Large asteroids near the Earth was less than thought

The number of large asteroids, whose orbit passes in the immediate vicinity of the Earth, should be less than previously thought. This was reported by scientist Alan Harris at the 49th annual meeting of the Department of Planetary Sciences of the American Astronomical Society.

For several decades, astronomers have cataloged potentially asteroids that are dangerous to the Earth. It includes all objects whose trajectory passes at a distance from 0.9 to 1.3 astronomical units from the Sun. In addition, researchers estimate the number of objects that have yet to be found. In their calculations they take into account how many asteroids of different sizes were detected in a certain section of the sky, and also how great the sensitivity of modern telescopes.

In past works, Alan Harris came to the conclusion that we have to find at least 100 objects with a diameter of more than a kilometer. However, now the researcher discovered an error in the calculations. After its correction, the number of large asteroids not yet discovered has decreased to 40.


Estimation of the number of detected asteroids based on WISE IR-telescope data, 2011

Estimated size of the asteroid depends on its brightness, which is measured in units of absolute stellar magnitude (H). The larger the absolute magnitude of the object, the more dim it looks and the smaller its diameter. The center of minor planets, which collects and systematizes observations of small bodies of the Solar System and comets, usually rounds off the value of the stellar magnitude to the tenths. Most often this does not affect the calculations, but this time led to an error.

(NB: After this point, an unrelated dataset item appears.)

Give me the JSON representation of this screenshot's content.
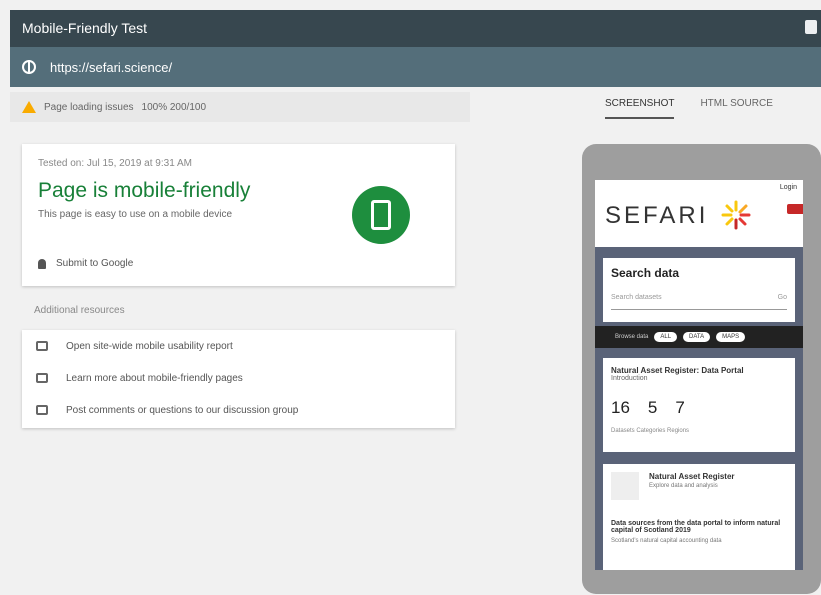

In 2015, Harris and the Italian astronomer Hermano D’Abramo predicted that there are about 990 near-Earth asteroids with a diameter of more than one kilometer (a magnitude of 17.75). After refining the data, it turned out that such objects should be 921 ± 20. Today, 884 large asteroid, whose orbit passes in the immediate vicinity of the Earth – that is, about 96 percent of all predicted objects, are known.

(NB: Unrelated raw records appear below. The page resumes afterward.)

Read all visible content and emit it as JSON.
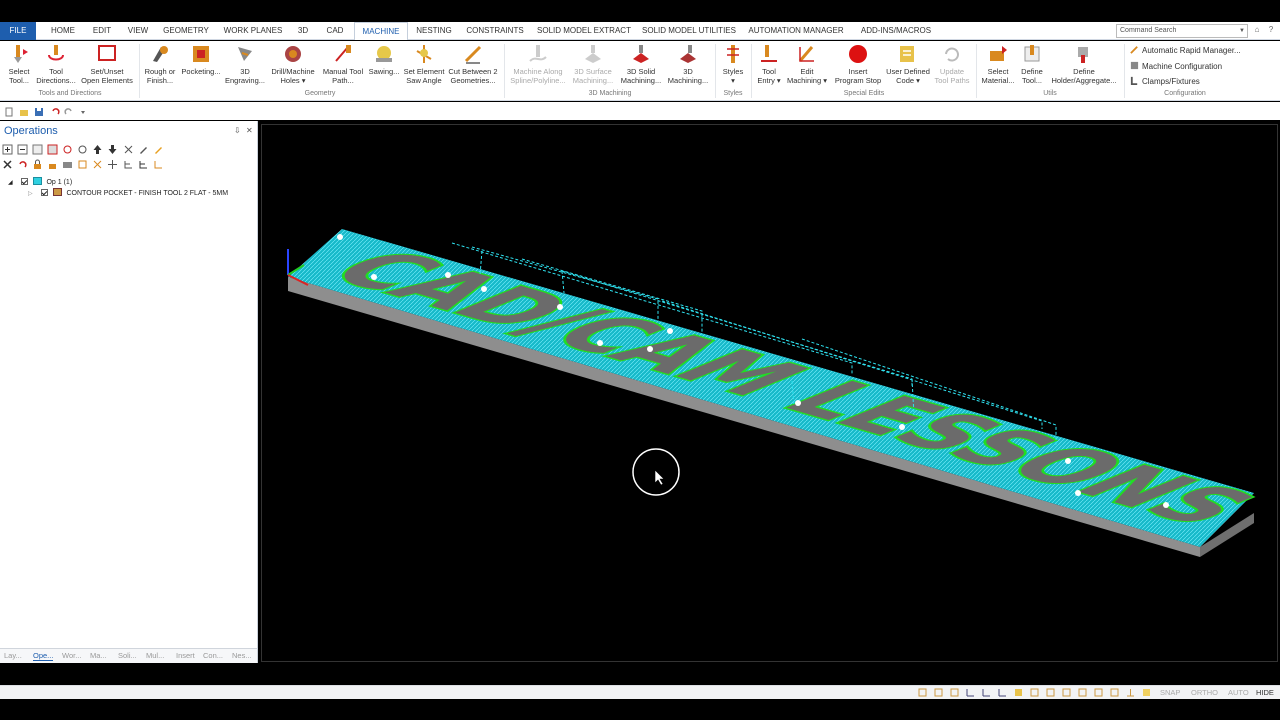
{
  "menu_tabs": [
    "FILE",
    "HOME",
    "EDIT",
    "VIEW",
    "GEOMETRY",
    "WORK PLANES",
    "3D",
    "CAD",
    "MACHINE",
    "NESTING",
    "CONSTRAINTS",
    "SOLID MODEL EXTRACT",
    "SOLID MODEL UTILITIES",
    "AUTOMATION MANAGER",
    "ADD-INS/MACROS"
  ],
  "active_tab": "MACHINE",
  "command_search": {
    "placeholder": "Command Search"
  },
  "ribbon": {
    "buttons": [
      {
        "l1": "Select",
        "l2": "Tool...",
        "icon": "select-tool-icon"
      },
      {
        "l1": "Tool",
        "l2": "Directions...",
        "icon": "tool-directions-icon"
      },
      {
        "l1": "Set/Unset",
        "l2": "Open Elements",
        "icon": "open-elements-icon"
      },
      {
        "l1": "Rough or",
        "l2": "Finish...",
        "icon": "rough-finish-icon"
      },
      {
        "l1": "Pocketing...",
        "l2": "",
        "icon": "pocketing-icon"
      },
      {
        "l1": "3D",
        "l2": "Engraving...",
        "icon": "engraving-icon"
      },
      {
        "l1": "Drill/Machine",
        "l2": "Holes ▾",
        "icon": "drill-icon"
      },
      {
        "l1": "Manual Tool",
        "l2": "Path...",
        "icon": "manual-path-icon"
      },
      {
        "l1": "Sawing...",
        "l2": "",
        "icon": "sawing-icon"
      },
      {
        "l1": "Set Element",
        "l2": "Saw Angle",
        "icon": "saw-angle-icon"
      },
      {
        "l1": "Cut Between 2",
        "l2": "Geometries...",
        "icon": "cut-between-icon"
      },
      {
        "l1": "Machine Along",
        "l2": "Spline/Polyline...",
        "icon": "machine-along-icon",
        "disabled": true
      },
      {
        "l1": "3D Surface",
        "l2": "Machining...",
        "icon": "surface-machining-icon",
        "disabled": true
      },
      {
        "l1": "3D Solid",
        "l2": "Machining...",
        "icon": "solid-machining-icon"
      },
      {
        "l1": "3D",
        "l2": "Machining...",
        "icon": "3d-machining-icon"
      },
      {
        "l1": "Styles",
        "l2": "▾",
        "icon": "styles-icon"
      },
      {
        "l1": "Tool",
        "l2": "Entry ▾",
        "icon": "tool-entry-icon"
      },
      {
        "l1": "Edit",
        "l2": "Machining ▾",
        "icon": "edit-machining-icon"
      },
      {
        "l1": "Insert",
        "l2": "Program Stop",
        "icon": "program-stop-icon"
      },
      {
        "l1": "User Defined",
        "l2": "Code ▾",
        "icon": "user-code-icon"
      },
      {
        "l1": "Update",
        "l2": "Tool Paths",
        "icon": "update-paths-icon",
        "disabled": true
      },
      {
        "l1": "Select",
        "l2": "Material...",
        "icon": "select-material-icon"
      },
      {
        "l1": "Define",
        "l2": "Tool...",
        "icon": "define-tool-icon"
      },
      {
        "l1": "Define",
        "l2": "Holder/Aggregate...",
        "icon": "define-holder-icon"
      }
    ],
    "groups": [
      "Tools and Directions",
      "Geometry",
      "3D Machining",
      "Styles",
      "Special Edits",
      "Utils",
      "Configuration"
    ],
    "config_items": [
      "Automatic Rapid Manager...",
      "Machine Configuration",
      "Clamps/Fixtures"
    ]
  },
  "panel": {
    "title": "Operations",
    "tree": [
      {
        "label": "Op 1  (1)"
      },
      {
        "label": "CONTOUR POCKET - FINISH   TOOL 2   FLAT - 5MM"
      }
    ],
    "bottom_tabs": [
      "Lay...",
      "Ope...",
      "Wor...",
      "Ma...",
      "Soli...",
      "Mul...",
      "Insert",
      "Con...",
      "Nes..."
    ],
    "active_bottom_tab": "Ope..."
  },
  "viewport": {
    "engraved_text": "CAD/CAM LESSONS"
  },
  "status": {
    "items": [
      "SNAP",
      "ORTHO",
      "AUTO",
      "HIDE"
    ]
  },
  "colors": {
    "file_tab": "#1e5eae",
    "toolpath": "#19c8d8",
    "plate": "#9a9a9a",
    "letters": "#6b6b6b",
    "finish_path": "#22dd22"
  }
}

Astronomers have long been monitoring potentially dangerous objects for the Earth. Today, several large celestial bodies are known which, in the event of a collision, can cause global catastrophes for humanity. Last week, for example, a 30-meter asteroid flew over Antarctica, at which time scientists tested the technology of tracking dangerous objects. Also, researchers recently proposed to determine the orbits of potentially dangerous comets using artificial intelligence systems.